Less than 200 km south of Paris, nestling between the cities of Tours and Blois, is a haven of poetry stretching out 40 meters above the wild Loire, Whatever the season, Chaumont-sur-Loire, once the home of Catherine de Medici, Diane de Poitiers and Princess de Broglie, beckons visitors indoors to admire its cozy and lavishly furnished interior. Installations by an array of contemporary artists in the château and along the footpaths of the park catch you by surprise. Every year, more than 400,000 visitors flock to its International Garden Festival, held since 1992.
Our photos include the chateau itself with all its elegance and grandeur on the banks of the Loire, its fabled stables, its unusual eco-friendly restaurant, and, of course, the Garden Festival
Very often it’s not the grand vistas but the intricate details that are most remembered from our travels. Enjoy this array of exquisite bits of flotsam and jetsam from my travels in England and France.
From the flower market on Île de la Cité to Le Tour Eiffel peaking through the trees to the irises at a bed and breakfast in Amboise to pink tulips in the garden at Chenonceau and its wisteria covered cottage to a colorful array of tulips behind Notre Dame to touches of color at Villandry to the spring green of the cloisters at Mont Saint-Michel and, finally, to the sacred grounds of Normandy.
I have visited Chenonceau three times. The first time with my daughter in the dead of winter. I was doing my motherly “duty” and visiting her during her first year of living abroad in France. The program that was to help her find a job didn’t work out and she was on her own, finding both friends and employment. We spent over a week staying in three different chateaux and visiting many of the rest.
But Chenonceau always stuck in my mind with its graceful arched bridge spanning the River Cher. It was commissioned by Diane de Poitiers, the mistress of Henry II in 1555 who also oversaw the planting of extensive flower and vegetable gardens. Set along the banks of the river, but buttressed from flooding by stone terraces, the exquisite gardens were laid out in four triangles.
After King Henry II died in 1559, his strong-willed widow Catherine de’Medici and forced Diane to exchange it for the Château Chaumont and made Chenonceau her own favorite residence, adding a new series of gardens. Only is France will women complete over the same man with dueling gardens!
I have visited the magnificent 16th century Chateau of Chambord three times but my first visit was in November 1999 with my daughter, who was just into her first year of living in France after college. With the majority of tourists off to warmer climes, we often found ourselves alone in the 130 rooms open to visitors.

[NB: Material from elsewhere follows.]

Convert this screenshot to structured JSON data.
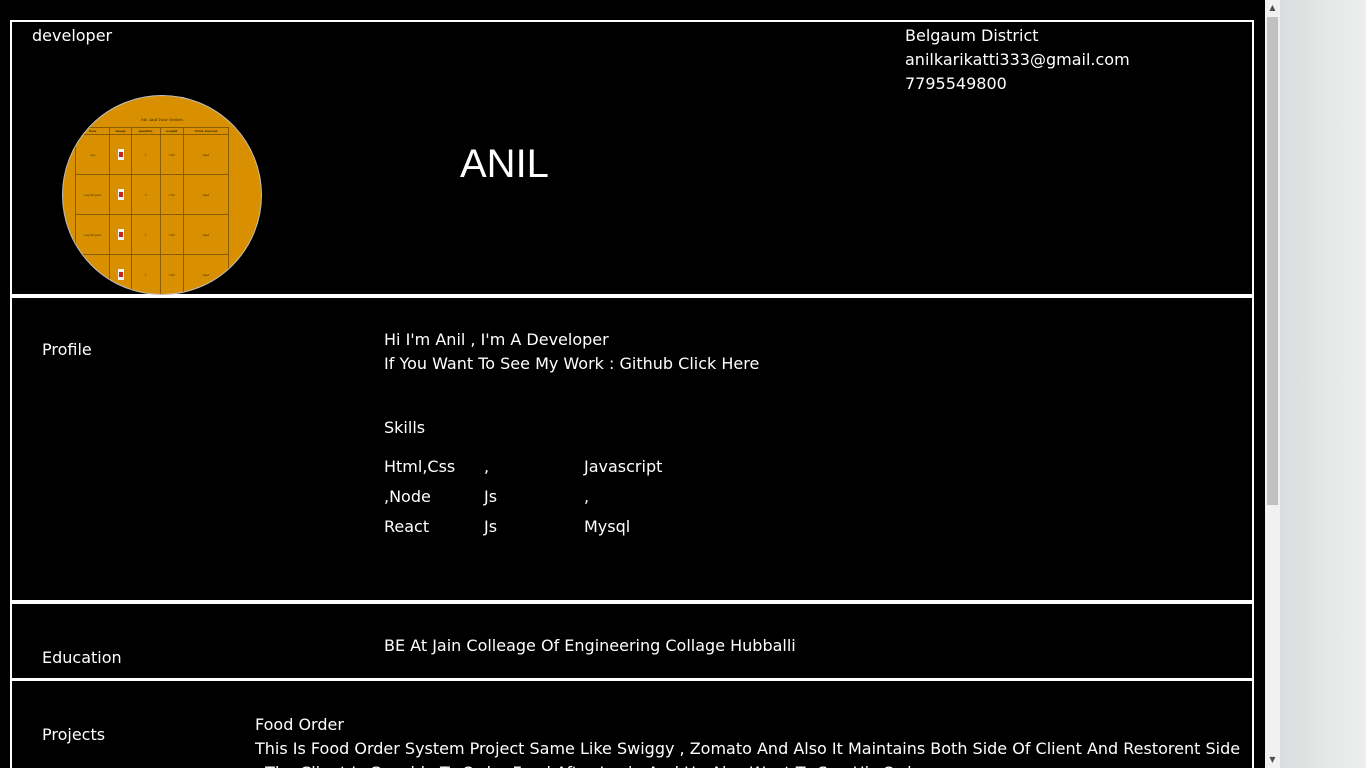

And, yes, we visited them all, reaching the various floors by walking up the double-helix marble staircase supposedly inspired by Leonardo da Vinci. I loved placing each foot in the shallow spots worn away by centuries of royal occupants climbing up and down as they plotted murders and bandied about with mistresses.
The roof top with all its minarets and spires is every bit as mysterious in person as it looks in photos. Author Henry James remarked that Chambord’s “towers, cupolas, the gables, the lanterns, the chimneys, look more like the spires of a city than the salient points of a single building.
Driving down the tree-lined avenue leading away from the chateau, a wild boar came out of the mists and stopped momentarily in the middle of the road ahead of us. How magical.
A later visit in 2009 brought the additional surprise of dozens of mannequins dressed in opera costumes posed throughout the interior.
Dubbed as “Alain Germain dresses the Chambord’s opera,” costumes from renowned couturiers, such as Franck Sorbier, Nathalie Germain, Pascal Bordet, and Olivier Bériot, were displayed within the castle. Breathtaking!